Your session concludes when your dental expert places a temporary crown over your tooth to protect it. It stays till time the permanent crown is ready from the dental impressions.

Your dental expert will remove the temporary crown during your second dental visit to make way for the permanent crown.

Second Visit: Permanent Crown Placement

Post conclusion of the first visit, teeth impression then goes to the dental technician or laboratory to manufacture the crown in the correct shape. This typically takes about three weeks, so your second visit date is set accordingly.

In the second visit, once the permanent crown is ready for placement, you would need to remove the temporary crown. The area is numbed by applying a local anaesthetic during the procedure to fit the crown.

Dental cement serves the purpose of fixing the crown over the tooth. You may require some small fine adjustments in order to the shape of the crown.

B) Same-Day Crowns Placement Procedure

In some cases, dentists can construct crowns in their own premises and can place them on the same day, without the need to send the impressions to an external dental laboratory.


Your dentist will use a scanning device called a wand to take pictures of the teeth instead of making an impression of the teeth.

Your dental expert would then upload the images of your teeth into a software that creates a 3D model of the tooth. This digital model of your teeth then serves the purpose of creating a ceramic crown on the same day.

This procedure uses computer-aided design and when it comes to manufacturing, your crown takes only 15 minutes.

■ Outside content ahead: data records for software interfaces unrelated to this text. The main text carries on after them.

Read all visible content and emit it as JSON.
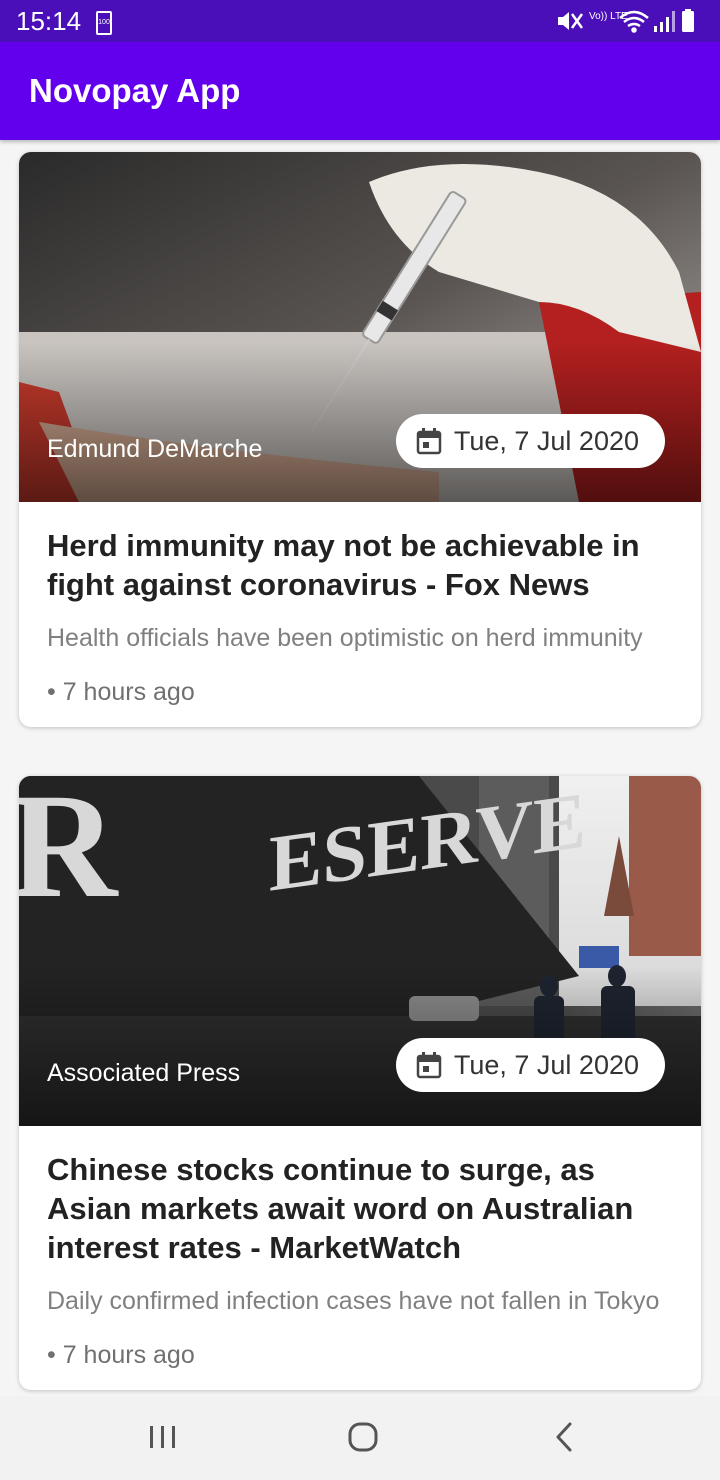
{
  "status_bar": {
    "time": "15:14",
    "battery_text": "100",
    "network_label": "Vo)) LTE"
  },
  "app_bar": {
    "title": "Novopay App"
  },
  "articles": [
    {
      "source": "Edmund DeMarche",
      "date": "Tue, 7 Jul 2020",
      "headline": "Herd immunity may not be achievable in fight against coronavirus - Fox News",
      "summary": "Health officials have been optimistic on herd immunity",
      "time_ago": "• 7 hours ago",
      "icon": "calendar-icon"
    },
    {
      "source": "Associated Press",
      "date": "Tue, 7 Jul 2020",
      "headline": "Chinese stocks continue to surge, as Asian markets await word on Australian interest rates - MarketWatch",
      "summary": "Daily confirmed infection cases have not fallen in Tokyo",
      "time_ago": "• 7 hours ago",
      "icon": "calendar-icon"
    }
  ],
  "nav_bar": {
    "icons": [
      "recent-apps-icon",
      "home-icon",
      "back-icon"
    ]
  },
  "colors": {
    "status_bar": "#4a0fb8",
    "app_bar": "#6200ee",
    "background": "#f5f5f5"
  }
}
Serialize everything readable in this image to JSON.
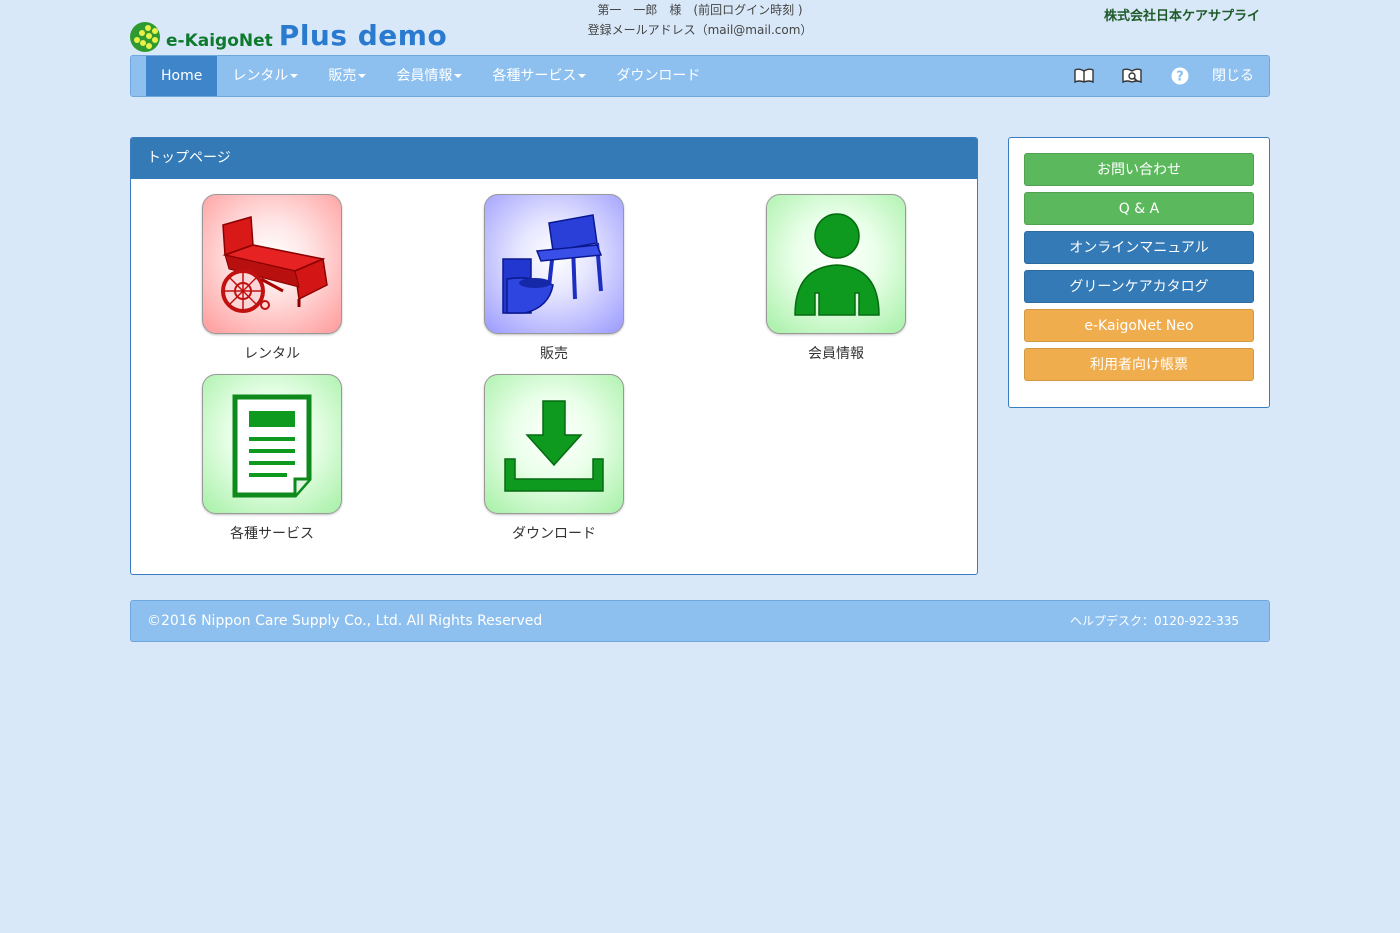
{
  "header": {
    "logo_word": "e-KaigoNet",
    "logo_plus": "Plus demo",
    "user_line": "第一　一郎　様　(前回ログイン時刻 )",
    "mail_line": "登録メールアドレス（mail@mail.com）",
    "company": "株式会社日本ケアサプライ"
  },
  "nav": {
    "home": "Home",
    "rental": "レンタル",
    "sales": "販売",
    "member": "会員情報",
    "services": "各種サービス",
    "download": "ダウンロード",
    "close": "閉じる",
    "icons": [
      "book-icon",
      "book-search-icon",
      "help-icon"
    ]
  },
  "main": {
    "title": "トップページ",
    "tiles": [
      {
        "label": "レンタル",
        "icon": "bed-wheelchair-icon"
      },
      {
        "label": "販売",
        "icon": "chair-toilet-icon"
      },
      {
        "label": "会員情報",
        "icon": "person-icon"
      },
      {
        "label": "各種サービス",
        "icon": "document-icon"
      },
      {
        "label": "ダウンロード",
        "icon": "download-icon"
      }
    ]
  },
  "side": {
    "contact": "お問い合わせ",
    "qa": "Q & A",
    "manual": "オンラインマニュアル",
    "catalog": "グリーンケアカタログ",
    "neo": "e-KaigoNet Neo",
    "forms": "利用者向け帳票"
  },
  "footer": {
    "copyright": "©2016 Nippon Care Supply Co., Ltd. All Rights Reserved",
    "helpdesk": "ヘルプデスク：0120-922-335"
  },
  "colors": {
    "background": "#d9e8f8",
    "nav": "#8ec0ef",
    "nav_active": "#3f85c9",
    "panel_head": "#337ab7",
    "btn_green": "#5cb85c",
    "btn_blue": "#337ab7",
    "btn_orange": "#f0ad4e"
  }
}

Dental Crown Aftercare

Once your dentist has placed the crown, you need to take good care of your teeth. It is true that your crowned tooth does not require any special care.

But need to note that your tooth has a crown, does not mean it would protect it from decay or gum disease.

Hence you need to follow good oral hygiene practices. Brush your teeth at least twice a day and floss regularly. In addition, rinse with an antibacterial mouthwash and visit your dentist periodically. Especially for the crowned teeth, around the crown area where the gum meets your tooth.

Quick Tips for Aftercare

Few quick tips can prolong the life of your crowned teeth.

  • Practice careful brushing twice a day. If you are not brushing your teeth twice a day, it’s time to start now. You can use toothpaste for sensitive teeth if your crown or the teeth are sensitive to heat or cold.
  • It would help you if you flossed your teeth daily to keep them in good shape.
  • Once you have your crown placed, avoid hard foods. Hard food might cause your crown to crack, especially if you are using a porcelain crown.
  • If you have the habit of grinding your teeth at night, your dentist might recommend a night guard. The night guard protects your crown and teeth from the damaging effects of teeth grinding.

So, this pretty much sums all about dental crown, its purpose, benefits as well as the aftercare.

If you found this blog post useful, don’t forget to check our other blogs on dentures, dental implants as well as root canal treatment.